Your objective:
Search the entries for the string "folder" and give the number of lines that hold it, nothing more.

Provided data Start Marker

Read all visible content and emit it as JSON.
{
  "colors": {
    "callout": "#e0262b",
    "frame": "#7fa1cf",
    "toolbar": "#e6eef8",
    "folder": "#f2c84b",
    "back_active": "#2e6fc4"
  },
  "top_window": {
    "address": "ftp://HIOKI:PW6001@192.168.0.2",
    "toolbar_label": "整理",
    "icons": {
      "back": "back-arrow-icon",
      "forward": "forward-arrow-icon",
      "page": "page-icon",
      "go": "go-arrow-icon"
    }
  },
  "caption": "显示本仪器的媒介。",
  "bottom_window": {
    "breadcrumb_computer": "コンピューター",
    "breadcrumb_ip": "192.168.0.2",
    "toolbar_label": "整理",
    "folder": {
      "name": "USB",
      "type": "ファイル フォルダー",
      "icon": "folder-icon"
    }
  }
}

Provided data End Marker

Expected output:
3